## Supplied data
=-=-=

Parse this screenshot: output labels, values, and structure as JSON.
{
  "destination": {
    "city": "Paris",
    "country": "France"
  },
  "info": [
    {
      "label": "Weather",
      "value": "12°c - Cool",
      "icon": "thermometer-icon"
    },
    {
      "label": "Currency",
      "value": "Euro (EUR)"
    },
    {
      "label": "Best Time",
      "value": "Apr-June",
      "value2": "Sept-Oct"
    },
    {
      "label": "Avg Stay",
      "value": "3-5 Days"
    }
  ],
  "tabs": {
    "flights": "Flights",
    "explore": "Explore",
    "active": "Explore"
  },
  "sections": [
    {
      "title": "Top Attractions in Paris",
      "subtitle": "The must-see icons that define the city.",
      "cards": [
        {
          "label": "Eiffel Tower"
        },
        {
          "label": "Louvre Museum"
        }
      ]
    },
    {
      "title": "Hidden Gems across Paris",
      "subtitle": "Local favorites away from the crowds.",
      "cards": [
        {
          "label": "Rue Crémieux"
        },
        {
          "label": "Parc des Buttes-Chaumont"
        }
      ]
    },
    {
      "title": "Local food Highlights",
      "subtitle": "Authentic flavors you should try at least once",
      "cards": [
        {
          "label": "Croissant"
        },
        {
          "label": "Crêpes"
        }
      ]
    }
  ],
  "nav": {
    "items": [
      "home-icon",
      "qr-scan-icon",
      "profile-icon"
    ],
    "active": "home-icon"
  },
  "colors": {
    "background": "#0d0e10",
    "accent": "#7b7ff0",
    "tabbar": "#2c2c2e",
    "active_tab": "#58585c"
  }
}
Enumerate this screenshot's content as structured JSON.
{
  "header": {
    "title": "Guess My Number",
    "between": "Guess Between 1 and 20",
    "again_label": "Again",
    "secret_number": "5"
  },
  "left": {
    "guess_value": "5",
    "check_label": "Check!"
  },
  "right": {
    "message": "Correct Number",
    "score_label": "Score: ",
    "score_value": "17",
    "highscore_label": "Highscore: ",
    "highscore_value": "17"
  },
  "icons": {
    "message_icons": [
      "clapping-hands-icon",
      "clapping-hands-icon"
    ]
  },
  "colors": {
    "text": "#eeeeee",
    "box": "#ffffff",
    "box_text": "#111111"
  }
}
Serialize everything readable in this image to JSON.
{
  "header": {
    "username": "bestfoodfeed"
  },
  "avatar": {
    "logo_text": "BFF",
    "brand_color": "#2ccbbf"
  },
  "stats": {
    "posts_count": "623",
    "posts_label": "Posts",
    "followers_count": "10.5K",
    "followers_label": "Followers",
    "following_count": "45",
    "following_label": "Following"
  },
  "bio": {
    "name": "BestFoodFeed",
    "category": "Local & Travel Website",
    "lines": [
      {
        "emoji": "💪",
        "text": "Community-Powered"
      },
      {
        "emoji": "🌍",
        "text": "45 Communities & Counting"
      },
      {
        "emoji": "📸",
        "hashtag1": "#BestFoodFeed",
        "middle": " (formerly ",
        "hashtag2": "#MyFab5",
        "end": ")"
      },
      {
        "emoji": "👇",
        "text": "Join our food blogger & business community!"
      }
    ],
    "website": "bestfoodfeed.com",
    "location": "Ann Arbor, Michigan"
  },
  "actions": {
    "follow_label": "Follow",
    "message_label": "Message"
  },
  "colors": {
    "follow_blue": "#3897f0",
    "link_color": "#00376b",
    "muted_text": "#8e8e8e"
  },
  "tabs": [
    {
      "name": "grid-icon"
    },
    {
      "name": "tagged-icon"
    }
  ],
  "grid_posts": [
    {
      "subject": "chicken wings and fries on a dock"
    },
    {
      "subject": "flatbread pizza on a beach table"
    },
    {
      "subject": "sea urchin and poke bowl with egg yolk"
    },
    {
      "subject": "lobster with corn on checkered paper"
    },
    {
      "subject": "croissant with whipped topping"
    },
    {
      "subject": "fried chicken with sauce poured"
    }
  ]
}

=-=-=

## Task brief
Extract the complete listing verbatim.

## Expected output
Parse this screenshot: output labels, values, and structure as JSON.
{
  "destination": {
    "city": "Paris",
    "country": "France"
  },
  "info": [
    {
      "label": "Weather",
      "value": "12°c - Cool",
      "icon": "thermometer-icon"
    },
    {
      "label": "Currency",
      "value": "Euro (EUR)"
    },
    {
      "label": "Best Time",
      "value": "Apr-June",
      "value2": "Sept-Oct"
    },
    {
      "label": "Avg Stay",
      "value": "3-5 Days"
    }
  ],
  "tabs": {
    "flights": "Flights",
    "explore": "Explore",
    "active": "Explore"
  },
  "sections": [
    {
      "title": "Top Attractions in Paris",
      "subtitle": "The must-see icons that define the city.",
      "cards": [
        {
          "label": "Eiffel Tower"
        },
        {
          "label": "Louvre Museum"
        }
      ]
    },
    {
      "title": "Hidden Gems across Paris",
      "subtitle": "Local favorites away from the crowds.",
      "cards": [
        {
          "label": "Rue Crémieux"
        },
        {
          "label": "Parc des Buttes-Chaumont"
        }
      ]
    },
    {
      "title": "Local food Highlights",
      "subtitle": "Authentic flavors you should try at least once",
      "cards": [
        {
          "label": "Croissant"
        },
        {
          "label": "Crêpes"
        }
      ]
    }
  ],
  "nav": {
    "items": [
      "home-icon",
      "qr-scan-icon",
      "profile-icon"
    ],
    "active": "home-icon"
  },
  "colors": {
    "background": "#0d0e10",
    "accent": "#7b7ff0",
    "tabbar": "#2c2c2e",
    "active_tab": "#58585c"
  }
}
Enumerate this screenshot's content as structured JSON.
{
  "header": {
    "title": "Guess My Number",
    "between": "Guess Between 1 and 20",
    "again_label": "Again",
    "secret_number": "5"
  },
  "left": {
    "guess_value": "5",
    "check_label": "Check!"
  },
  "right": {
    "message": "Correct Number",
    "score_label": "Score: ",
    "score_value": "17",
    "highscore_label": "Highscore: ",
    "highscore_value": "17"
  },
  "icons": {
    "message_icons": [
      "clapping-hands-icon",
      "clapping-hands-icon"
    ]
  },
  "colors": {
    "text": "#eeeeee",
    "box": "#ffffff",
    "box_text": "#111111"
  }
}
Serialize everything readable in this image to JSON.
{
  "header": {
    "username": "bestfoodfeed"
  },
  "avatar": {
    "logo_text": "BFF",
    "brand_color": "#2ccbbf"
  },
  "stats": {
    "posts_count": "623",
    "posts_label": "Posts",
    "followers_count": "10.5K",
    "followers_label": "Followers",
    "following_count": "45",
    "following_label": "Following"
  },
  "bio": {
    "name": "BestFoodFeed",
    "category": "Local & Travel Website",
    "lines": [
      {
        "emoji": "💪",
        "text": "Community-Powered"
      },
      {
        "emoji": "🌍",
        "text": "45 Communities & Counting"
      },
      {
        "emoji": "📸",
        "hashtag1": "#BestFoodFeed",
        "middle": " (formerly ",
        "hashtag2": "#MyFab5",
        "end": ")"
      },
      {
        "emoji": "👇",
        "text": "Join our food blogger & business community!"
      }
    ],
    "website": "bestfoodfeed.com",
    "location": "Ann Arbor, Michigan"
  },
  "actions": {
    "follow_label": "Follow",
    "message_label": "Message"
  },
  "colors": {
    "follow_blue": "#3897f0",
    "link_color": "#00376b",
    "muted_text": "#8e8e8e"
  },
  "tabs": [
    {
      "name": "grid-icon"
    },
    {
      "name": "tagged-icon"
    }
  ],
  "grid_posts": [
    {
      "subject": "chicken wings and fries on a dock"
    },
    {
      "subject": "flatbread pizza on a beach table"
    },
    {
      "subject": "sea urchin and poke bowl with egg yolk"
    },
    {
      "subject": "lobster with corn on checkered paper"
    },
    {
      "subject": "croissant with whipped topping"
    },
    {
      "subject": "fried chicken with sauce poured"
    }
  ]
}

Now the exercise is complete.